and hence the eigenvector \(v_2 = \begin{pmatrix}1\\-1\end{pmatrix}\).

Using \eqref{eq:physical-to-normal-variables} we can relate the physical positions of the coupled gliders to the normal mode variables with

\[\begin{align*}x_1 &= X_1+X_2\\ x_2 &= X_1-X_2.\end{align*}\]
Inverting these equations and scaling them so they have a nice form we get
\[\begin{align*}X_1 &= x_1+x_2\\ X_2 &= x_1-x_2.\end{align*}\]
(normally the two sets of equations are not so symmetric).

What does all this mean?

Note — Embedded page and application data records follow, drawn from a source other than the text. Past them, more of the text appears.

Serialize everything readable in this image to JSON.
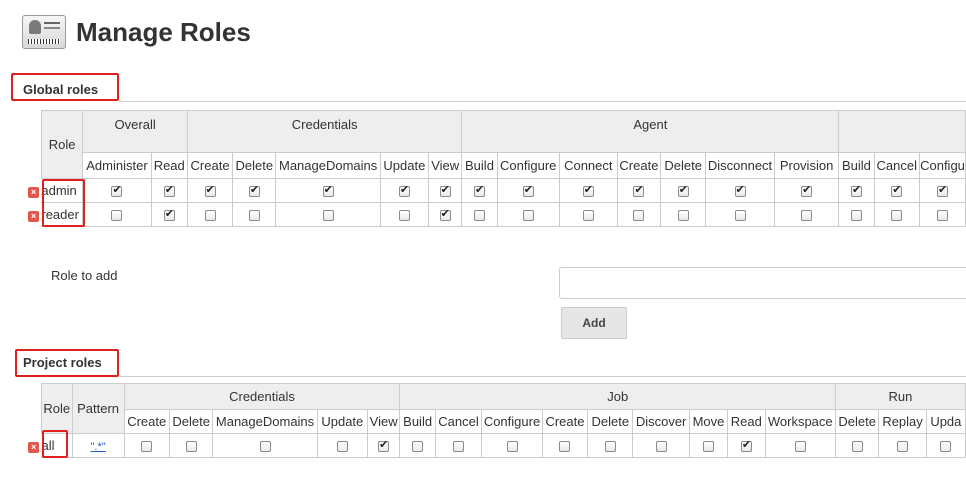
{
  "page": {
    "title": "Manage Roles"
  },
  "global_roles": {
    "heading": "Global roles",
    "role_header": "Role",
    "groups": [
      {
        "name": "Overall",
        "perms": [
          "Administer",
          "Read"
        ]
      },
      {
        "name": "Credentials",
        "perms": [
          "Create",
          "Delete",
          "ManageDomains",
          "Update",
          "View"
        ]
      },
      {
        "name": "Agent",
        "perms": [
          "Build",
          "Configure",
          "Connect",
          "Create",
          "Delete",
          "Disconnect",
          "Provision"
        ]
      },
      {
        "name": "",
        "perms": [
          "Build",
          "Cancel",
          "Configu"
        ]
      }
    ],
    "rows": [
      {
        "role": "admin",
        "checks": [
          1,
          1,
          1,
          1,
          1,
          1,
          1,
          1,
          1,
          1,
          1,
          1,
          1,
          1,
          1,
          1,
          1
        ]
      },
      {
        "role": "reader",
        "checks": [
          0,
          1,
          0,
          0,
          0,
          0,
          1,
          0,
          0,
          0,
          0,
          0,
          0,
          0,
          0,
          0,
          0
        ]
      }
    ]
  },
  "add_role": {
    "label": "Role to add",
    "value": "",
    "button": "Add"
  },
  "project_roles": {
    "heading": "Project roles",
    "role_header": "Role",
    "pattern_header": "Pattern",
    "groups": [
      {
        "name": "Credentials",
        "perms": [
          "Create",
          "Delete",
          "ManageDomains",
          "Update",
          "View"
        ]
      },
      {
        "name": "Job",
        "perms": [
          "Build",
          "Cancel",
          "Configure",
          "Create",
          "Delete",
          "Discover",
          "Move",
          "Read",
          "Workspace"
        ]
      },
      {
        "name": "Run",
        "perms": [
          "Delete",
          "Replay",
          "Upda"
        ]
      }
    ],
    "rows": [
      {
        "role": "all",
        "pattern": "\".*\"",
        "checks": [
          0,
          0,
          0,
          0,
          1,
          0,
          0,
          0,
          0,
          0,
          0,
          0,
          1,
          0,
          0,
          0,
          0
        ]
      }
    ]
  },
  "icons": {
    "header_icon": "id-card-icon",
    "delete_icon": "delete-icon"
  },
  "colors": {
    "highlight": "#e0201c",
    "header_bg": "#eeeeee",
    "link": "#2255cc"
  }
}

Well the normal modes will behave as independent simple harmonic oscillators so the solution for each mass will be

\[\begin{align*}x_1(t) &= X_1(t)+X_2(t) = C_1\cos(\omega_1 t + \phi_1) + C_2\cos(\omega_2 t + \phi_2)\\ x_2(t) &= X_1(t)-X_2(t) = C_1\cos(\omega_1 t + \phi_1) - C_2\cos(\omega_2 t + \phi_2),\end{align*}\]
where \(\omega_1 = \sqrt{k/m}\) and \(\omega_2 = \sqrt{(k+2k')/m}\). Note: that because we have arbitrary constants \(C_1\) and \(C_2\) that will be determined by the initial conditions, the scaling of the eigenvectors doesn’t really matter—it gets absorbed into the constants.

4 Initial conditions

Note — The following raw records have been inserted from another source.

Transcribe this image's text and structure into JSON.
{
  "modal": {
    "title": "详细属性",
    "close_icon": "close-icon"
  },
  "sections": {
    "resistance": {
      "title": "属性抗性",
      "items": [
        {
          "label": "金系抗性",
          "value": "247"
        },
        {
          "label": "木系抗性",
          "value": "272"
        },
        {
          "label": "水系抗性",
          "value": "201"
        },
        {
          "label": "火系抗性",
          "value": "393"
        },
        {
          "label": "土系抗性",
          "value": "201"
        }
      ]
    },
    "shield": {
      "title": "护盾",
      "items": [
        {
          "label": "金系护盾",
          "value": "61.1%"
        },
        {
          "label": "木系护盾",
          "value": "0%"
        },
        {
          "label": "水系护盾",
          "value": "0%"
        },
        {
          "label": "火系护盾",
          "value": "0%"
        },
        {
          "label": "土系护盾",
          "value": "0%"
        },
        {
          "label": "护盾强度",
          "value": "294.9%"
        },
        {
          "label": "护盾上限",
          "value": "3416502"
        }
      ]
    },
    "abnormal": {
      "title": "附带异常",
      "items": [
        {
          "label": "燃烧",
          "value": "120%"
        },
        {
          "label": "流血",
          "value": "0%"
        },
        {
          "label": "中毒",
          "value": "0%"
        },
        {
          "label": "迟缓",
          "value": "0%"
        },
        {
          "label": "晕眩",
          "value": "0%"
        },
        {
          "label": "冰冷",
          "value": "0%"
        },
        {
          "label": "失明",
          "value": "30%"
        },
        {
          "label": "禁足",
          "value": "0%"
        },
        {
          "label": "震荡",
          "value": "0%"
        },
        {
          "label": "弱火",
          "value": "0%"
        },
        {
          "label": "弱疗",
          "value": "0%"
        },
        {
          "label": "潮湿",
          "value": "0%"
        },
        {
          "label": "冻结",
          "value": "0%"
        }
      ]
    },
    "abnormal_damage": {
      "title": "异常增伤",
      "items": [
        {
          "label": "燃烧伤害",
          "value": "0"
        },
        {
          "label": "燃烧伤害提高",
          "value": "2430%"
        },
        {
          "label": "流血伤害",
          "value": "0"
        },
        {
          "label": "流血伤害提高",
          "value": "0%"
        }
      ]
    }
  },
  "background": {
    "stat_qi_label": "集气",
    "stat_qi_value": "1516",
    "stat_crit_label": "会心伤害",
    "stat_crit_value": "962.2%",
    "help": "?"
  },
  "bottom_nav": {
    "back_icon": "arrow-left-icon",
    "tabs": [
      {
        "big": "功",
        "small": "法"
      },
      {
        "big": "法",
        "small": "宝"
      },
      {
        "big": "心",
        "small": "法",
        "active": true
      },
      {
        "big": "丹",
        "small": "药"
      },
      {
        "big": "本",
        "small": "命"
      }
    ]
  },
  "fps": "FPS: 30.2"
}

To evaluate the constants \(C_1\), \(C_2\), \(\phi_1\), and \(\phi_2\), the initial conditions for the coupled gliders have to be translated to initial conditions for the normal mode variables.

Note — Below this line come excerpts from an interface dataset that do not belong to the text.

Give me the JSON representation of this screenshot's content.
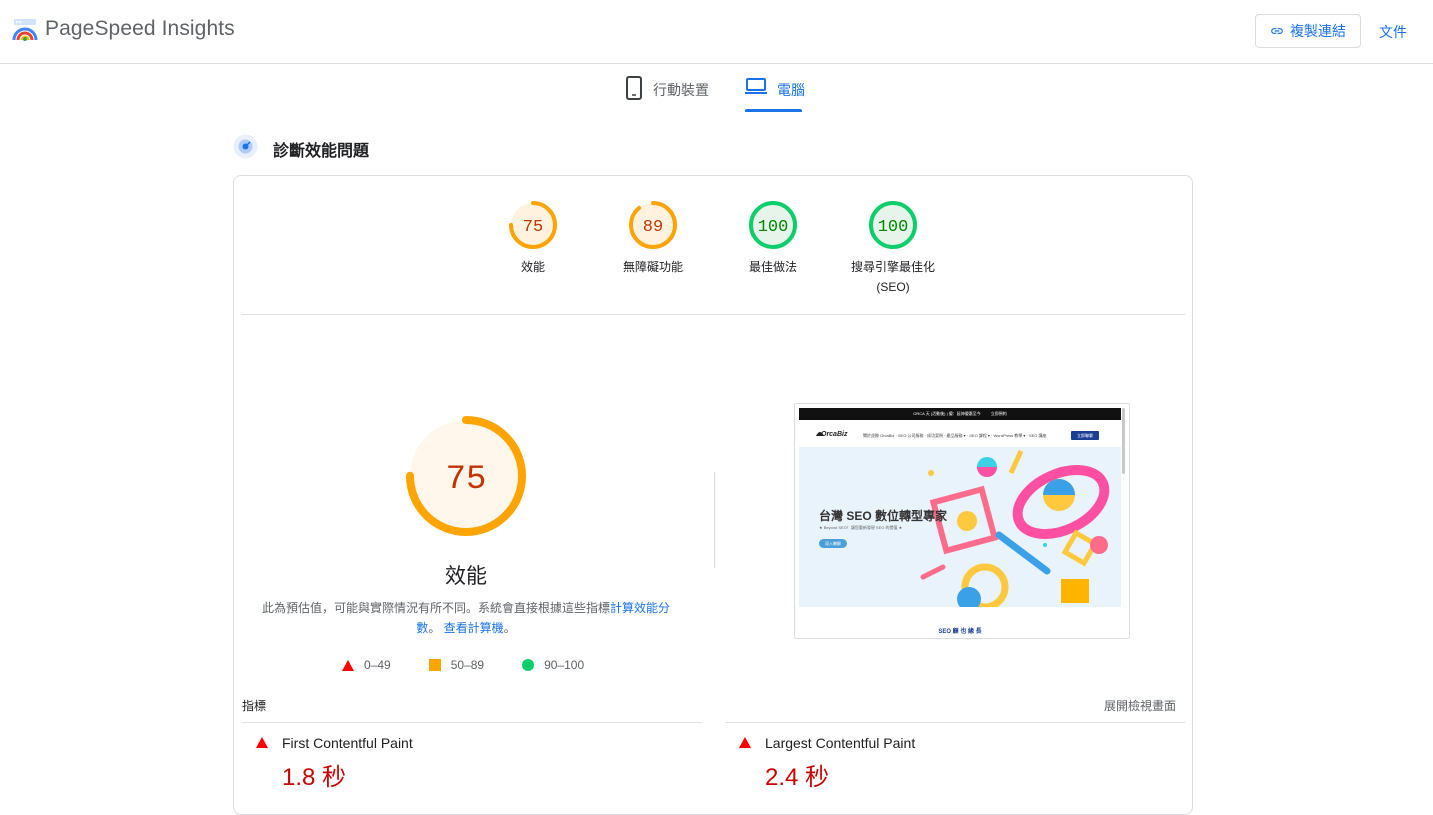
{
  "header": {
    "brand": "PageSpeed Insights",
    "copy_link_label": "複製連結",
    "docs_label": "文件"
  },
  "tabs": [
    {
      "label": "行動裝置",
      "icon": "smartphone-icon",
      "selected": false
    },
    {
      "label": "電腦",
      "icon": "laptop-icon",
      "selected": true
    }
  ],
  "diagnose": {
    "title": "診斷效能問題"
  },
  "scores": [
    {
      "value": "75",
      "label": "效能",
      "sublabel": "",
      "color": "#ffa400",
      "fill": "#fff3e0",
      "text_color": "#c33300",
      "progress": 0.75
    },
    {
      "value": "89",
      "label": "無障礙功能",
      "sublabel": "",
      "color": "#ffa400",
      "fill": "#fff3e0",
      "text_color": "#c33300",
      "progress": 0.89
    },
    {
      "value": "100",
      "label": "最佳做法",
      "sublabel": "",
      "color": "#0cce6b",
      "fill": "#e6f4ea",
      "text_color": "#008800",
      "progress": 1.0
    },
    {
      "value": "100",
      "label": "搜尋引擎最佳化",
      "sublabel": "(SEO)",
      "color": "#0cce6b",
      "fill": "#e6f4ea",
      "text_color": "#008800",
      "progress": 1.0
    }
  ],
  "performance": {
    "score": "75",
    "progress": 0.75,
    "title": "效能",
    "note_prefix": "此為預估值，可能與實際情況有所不同。系統會直接根據這些指標",
    "note_link1": "計算效能分數",
    "note_mid": "。",
    "note_link2": "查看計算機",
    "note_suffix": "。"
  },
  "legend": [
    {
      "range": "0–49",
      "shape": "triangle",
      "color": "#ff0000"
    },
    {
      "range": "50–89",
      "shape": "square",
      "color": "#ffa400"
    },
    {
      "range": "90–100",
      "shape": "circle",
      "color": "#0cce6b"
    }
  ],
  "preview": {
    "topbar": "ORCA 天 (活動後) | 優：延伸優惠至今",
    "topbar_btn": "立即預約",
    "brand": "OrcaBiz",
    "nav_links": "關於虎鯨 OrcaBiz  ·  SEO 公司服務  ·  成功案例  ·  產品服務 ▾  ·  SEO 課程 ▾  ·  WordPress 教學 ▾  ·  SEO 講座",
    "nav_btn": "立即聯繫",
    "hero_title": "台灣 SEO 數位轉型專家",
    "hero_sub": "★ Beyond SEO！讓您重新發現 SEO 的價值 ★",
    "hero_btn": "深入瞭解",
    "footer": "SEO 顧 也 緣 長"
  },
  "metrics": {
    "label": "指標",
    "expand": "展開檢視畫面",
    "items": [
      {
        "name": "First Contentful Paint",
        "value": "1.8 秒",
        "status_color": "#ff0000"
      },
      {
        "name": "Largest Contentful Paint",
        "value": "2.4 秒",
        "status_color": "#ff0000"
      }
    ]
  }
}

Say initially the gliders start from rest (\(\dot{x}_1(0) = \dot{x}_2(0) = 0\)) and at positions \(x_1(0)\) and \(x_2(0)\). This means that the initial conditions for the normal mode variables are

\[\begin{align*}\dot{X}_1(0) &= \dot{x}_1(0) + \dot{x}_2(0) = 0 \\ \dot{X}_2(0) &= \dot{x}_1(0) - \dot{x}_2(0) = 0\end{align*}\]
this means we have \(\dot{X}_1(0) = -C_1\omega_1\sin(\phi_1)=0\) and \(\dot{X}_2(0) = -C_2\omega_2\sin(\phi_2)=0\) from which we can get \(\phi_1=\phi_2=0\). Now the initial positions give \(X_1(0) = C_1 = x_1(0)+x_2(0)\) and \(X_2(0) = C_2 = x_1(0)-x_2(0)\). So in total the equations of motion will be
\[\begin{align*}x_1(t) &= [x_1(0)+x_2(0)]\cos(\omega_1 t) + [x_1(0)-x_2(0)]\cos(\omega_2 t)\\ x_2(t) &= [x_1(0)+x_2(0)]\cos(\omega_1 t) - [x_1(0)-x_2(0)]\cos(\omega_2 t).\end{align*}\]

Below is a simulation of the two gliders. If you start one glider at its rest position and the coupling is weak, you will see beats between the two gliders!

Click figure to download the CDF demo.
Two gliders coupled together by springs. The outer springs have been set at \(k=4\) and you can adjust the spring constant of the middle spring and the initial positions.
© Copyright 2021 Alexei Gilchrist